1 August, 2013 William Philip
There is much argument in churches over the issue of worship. Yet what we are often talking about has nothing whatsoever to do with the Bible’s concept of worship. But worship is important. In fact, it is the biggest subject of all.
Don Carson sums it up neatly when he says, ‘the heart of all Biblical religion is God-centredness: in short, it is worship.’ That’s a big statement, but it’s right. Worship, in the Bible, is the alpha and omega. The purpose of both creation and the new creation is worship. The Old Testament story begins with humanity created in God’s presence, in perfect and conscious communion with Him; that is, in a state of perfect worship. The New Testament ends with the consummation of glory: that perfect relationship, lost through sin, is recovered; all the redeemed see God’s face and reign with Him. True worship is restored.
Worship lost, and restored

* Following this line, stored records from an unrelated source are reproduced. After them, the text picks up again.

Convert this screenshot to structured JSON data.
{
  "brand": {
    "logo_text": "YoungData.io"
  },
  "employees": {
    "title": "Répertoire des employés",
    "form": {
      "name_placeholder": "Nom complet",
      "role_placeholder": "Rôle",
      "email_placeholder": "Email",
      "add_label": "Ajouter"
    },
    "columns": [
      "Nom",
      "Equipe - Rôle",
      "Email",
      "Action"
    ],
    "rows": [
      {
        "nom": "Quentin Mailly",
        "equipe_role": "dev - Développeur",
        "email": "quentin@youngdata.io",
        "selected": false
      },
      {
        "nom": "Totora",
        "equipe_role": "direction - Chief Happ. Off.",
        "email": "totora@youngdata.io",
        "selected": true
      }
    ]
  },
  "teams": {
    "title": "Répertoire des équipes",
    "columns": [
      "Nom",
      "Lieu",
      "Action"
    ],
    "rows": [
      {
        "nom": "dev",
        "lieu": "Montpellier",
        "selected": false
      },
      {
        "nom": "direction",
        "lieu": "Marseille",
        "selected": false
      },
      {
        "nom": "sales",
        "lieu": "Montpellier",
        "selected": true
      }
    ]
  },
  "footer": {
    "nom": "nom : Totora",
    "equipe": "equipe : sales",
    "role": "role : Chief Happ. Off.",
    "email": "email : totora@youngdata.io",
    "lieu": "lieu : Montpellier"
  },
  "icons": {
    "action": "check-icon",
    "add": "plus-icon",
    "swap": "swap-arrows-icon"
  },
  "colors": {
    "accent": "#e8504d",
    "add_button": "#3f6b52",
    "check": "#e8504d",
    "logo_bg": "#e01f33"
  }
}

The whole Bible, between Genesis 2 and Revelation 22, is the story of worship lost and worship regained; true worship abandoned by mankind in Adam and his descendants – and true worship restored in Christ and for those who are in Christ.
Our very word ‘worship’, derived from ‘worthship’, helps us see that at heart it is all about the right relationship of God and Man. God has His place of rightful worth in our lives, and we must have a right view of our own place in relation to Him. He is our King and Lord, and we are His servant creatures. But what we call ‘the fall’ was an active rebellion against this royal covenant relationship. Rightful worship was turned on its head as humans grasped at being their own rulers, instead wanting God to serve us. That is the heart of sin: self-centredness and self-preoccupation which is the very opposite of true worship.
But where the first Adam failed, the last Adam triumphed. Jesus Christ is supremely the one who restores real worship – the right relationship of man, as God’s image bearer, to God his creator; the right worth of obedient servant to gracious Lord. The wilderness temptation demonstrates the pattern of how real, Biblical worship is expressed, in an exact reversal of the rebellion of Adam. ‘“All this I will give you,” Satan said, “if you will bow down and worship me.” But Jesus said, “Away from me, Satan! For it is written: ‘worship the Lord your God, and serve Him only.’” (Matthew 4:9-10).
Whom do you serve?
This is the heart of true worship. Fundamentally it is nothing to do with aesthetics (types of music or liturgy); it is a spiritual matter: not mystical, but moral. The real worship question is not ‘what shall we sing?’ (though this can certainly help or hinder), but ‘to whom do you bow down; whom do you serve?’
Worship is giving all of oneself, in its totality, to God and for God. As William Temple put it, ‘to worship is to quicken the conscience by the holiness of God; to feed the mind with the truth of God; to purge the imagination by the beauty of God; to open the heart to the love of God; to devote the will to the purpose of God’.
This amply demonstrates the magnitude of the revolution in our hearts that must be effected before true worship may even begin. But it is when we consider how God brings conscience, mind, imagination, heart and will into obedience to Himself that we realise what the real centralities in worship are. It is by the word of the Gospel alone that the work of restoring human beings to obedience begins, and continues.
The living word of God is the great promoter of worship, and its chief inspiration. Only through the action of the Gospel upon our souls can we be brought into a right relationship with God, so meaningful worship begins. Only as our response to that word becomes greater and fuller does our worship deepen.
Real worship is therefore not something we can ever initiate or work up, either within ourselves, or in any gathering. From beginning to end it is the fruit of the restoring, transforming power of God’s grace to us in Christ. God’s word is the only true worship leader.
That is why the language of having ‘worship leaders’ or prominent ‘worship groups’ in churches can be quite misleading. Of course music is an important part of what we may quite legitimately call our ‘corporate worship’, the special times when we gather to call consciously upon the name of the Lord together, as his body. In song we are uniquely able to unite our voices together to express our love and thanks to God as one. But only the Gospel has power to draw our hearts to sing, in unison with Jesus, the real worship song: ‘I have come to do your will, O God’ (Hebrews 10:7).
Our lives will only be fashioned into obedient, worshipful harmony with Christ’s risen life if, above all, it is our ears which are active when we gather as God’s people. The ear – not the mouth – has always been the chief organ of corporate worship, according to the Bible: ‘Guard your steps when you go to the house of God. To draw near to listen is better than to offer the sacrifice of fools… be not rash with your mouth’ (Ecclesiastes 5:1).
So, let’s encourage one other to have our ears open whenever we meet together as God’s people. And let’s understand that the chief task of the leaders who we are training is to proclaim that worship-leading Gospel to every ear (whether eager to hear or otherwise; 2 Timothy 4:2). Because it is only as we gain an ear for worship that people will be truly led, more and more, into joyful obedience to God in every arena of their lives. And anything less is not worship worthy of our King.